My favorite part of that is that I was actually comparing how much “better” I got over those two years. I started the project in 2010. We ended the project in 2013. If I could do it all over again, I totally would.

Lessons learned:

  • -I learned a ton of GIS, obviously.
  • -If you’re working on a project and you want to involve GIS at all, then you need to begin the project FROM the perspective of GIS (which brings me to the third point)
  • -Data is EVERYTHINGIf you’re having to collect data for a project, then you better think about that from the very nebulus of your project’s beginning. How is it going to work in your geodatabase? How do you need it to be structured? What question are you trying to answer and how are you going to answer it? This really goes beyond data structure. It involves your licensing, your processing, your budget. Everything.
  • Most importantly, I learned…
  • I CAN TEACH MYSELF ANYTHING

I’ve come a hell of a long ways since then and I still have a long ways to go, but I felt like I had wrestled some colossal beast and tamed it. Even though the GIS was shoddy at best, I continue to be the most proud of this project.

Heliophyte. Helio = sun. Phyte = loving. Sun-loving plants. Need open habitats to thrive.
2 Augustin Gattinger was a German ex-pat. He didn’t really like Tennessee and he was kind of disgruntled, but he was a super badass and amazing botanist and you should read more about him.

Debut

The idea of being pigeon-holed into doing one thing the rest of my life terrifies me.  (That’s the confessional aspect of the blog out of the way right off the bat, yes?)

Point being – “GIS Specialist” is at once an awesome title, and a misnomer. I’m a “GIS generalist” and that means I get to work on a wide range of GIS projects that most of my colleagues don’t get to.

Upside- I’m never bored.

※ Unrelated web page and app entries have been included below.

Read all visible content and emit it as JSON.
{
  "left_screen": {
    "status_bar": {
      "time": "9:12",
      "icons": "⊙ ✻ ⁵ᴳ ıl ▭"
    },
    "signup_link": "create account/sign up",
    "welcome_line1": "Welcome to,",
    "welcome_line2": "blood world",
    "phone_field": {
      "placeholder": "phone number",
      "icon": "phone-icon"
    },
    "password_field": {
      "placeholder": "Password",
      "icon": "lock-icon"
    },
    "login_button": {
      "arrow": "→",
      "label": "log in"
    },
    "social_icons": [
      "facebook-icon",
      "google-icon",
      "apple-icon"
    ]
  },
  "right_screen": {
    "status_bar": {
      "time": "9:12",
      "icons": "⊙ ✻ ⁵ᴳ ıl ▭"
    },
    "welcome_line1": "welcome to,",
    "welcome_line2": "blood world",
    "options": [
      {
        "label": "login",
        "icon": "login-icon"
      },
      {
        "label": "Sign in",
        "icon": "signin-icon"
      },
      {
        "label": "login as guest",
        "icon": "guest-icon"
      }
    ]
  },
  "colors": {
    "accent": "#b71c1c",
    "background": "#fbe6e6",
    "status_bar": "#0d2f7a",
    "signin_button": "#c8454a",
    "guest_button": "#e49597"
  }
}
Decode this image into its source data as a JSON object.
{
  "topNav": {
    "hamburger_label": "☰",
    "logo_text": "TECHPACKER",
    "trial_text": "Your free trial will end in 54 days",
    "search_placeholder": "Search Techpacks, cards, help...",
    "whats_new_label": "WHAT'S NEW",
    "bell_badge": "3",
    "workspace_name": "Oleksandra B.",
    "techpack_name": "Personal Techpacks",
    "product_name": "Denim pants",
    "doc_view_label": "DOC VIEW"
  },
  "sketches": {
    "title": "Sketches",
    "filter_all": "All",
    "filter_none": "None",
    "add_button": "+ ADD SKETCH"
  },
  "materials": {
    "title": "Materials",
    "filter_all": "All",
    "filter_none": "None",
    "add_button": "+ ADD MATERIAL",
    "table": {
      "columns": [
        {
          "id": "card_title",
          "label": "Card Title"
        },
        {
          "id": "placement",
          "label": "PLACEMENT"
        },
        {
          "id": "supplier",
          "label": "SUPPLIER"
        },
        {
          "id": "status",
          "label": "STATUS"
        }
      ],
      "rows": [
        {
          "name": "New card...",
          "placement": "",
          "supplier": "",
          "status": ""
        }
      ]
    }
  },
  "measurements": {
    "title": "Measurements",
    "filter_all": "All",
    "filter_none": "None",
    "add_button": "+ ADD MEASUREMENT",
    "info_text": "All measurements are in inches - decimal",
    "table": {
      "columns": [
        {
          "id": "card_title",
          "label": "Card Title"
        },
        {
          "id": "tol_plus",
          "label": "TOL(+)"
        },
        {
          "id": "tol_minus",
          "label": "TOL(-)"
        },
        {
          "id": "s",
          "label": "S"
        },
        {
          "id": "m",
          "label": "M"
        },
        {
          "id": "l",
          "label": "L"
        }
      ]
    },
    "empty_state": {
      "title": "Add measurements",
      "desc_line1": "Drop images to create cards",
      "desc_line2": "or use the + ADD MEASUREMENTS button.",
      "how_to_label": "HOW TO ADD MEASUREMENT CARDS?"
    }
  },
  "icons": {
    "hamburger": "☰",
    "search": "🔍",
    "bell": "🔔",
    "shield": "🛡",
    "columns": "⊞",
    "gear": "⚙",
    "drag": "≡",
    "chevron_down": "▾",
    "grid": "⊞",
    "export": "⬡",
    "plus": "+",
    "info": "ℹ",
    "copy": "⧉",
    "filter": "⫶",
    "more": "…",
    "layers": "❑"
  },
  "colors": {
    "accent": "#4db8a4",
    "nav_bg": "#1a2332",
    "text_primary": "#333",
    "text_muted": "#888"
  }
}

Downside – I’m a jack of all trades, and master of none.

As the first blog should really set the tone, we’re just all going to sit on the GIS therapy couch and get a few things out of the way right off the bat… Set the framework, so-to-speak:

1.) I’m entirely self-taught

2.) My background is botany and ecology.

3.) I’m a terrible botanist, but a pretty good ecologist, and probably best at GIS.

4.) I love experimenting. (In life, really, but I’ll keep it kosher here… mostly.)

Due to the aforementioned, some of my workflows are entirely experimental; pieced together like a frankenstein and set forth in this world without a care. I’ll be using this blog to chronicle the brilliant moments, the terrible fails, the products that derive from it all, and other random musings. Feedback from other GIS users is most-appreciated.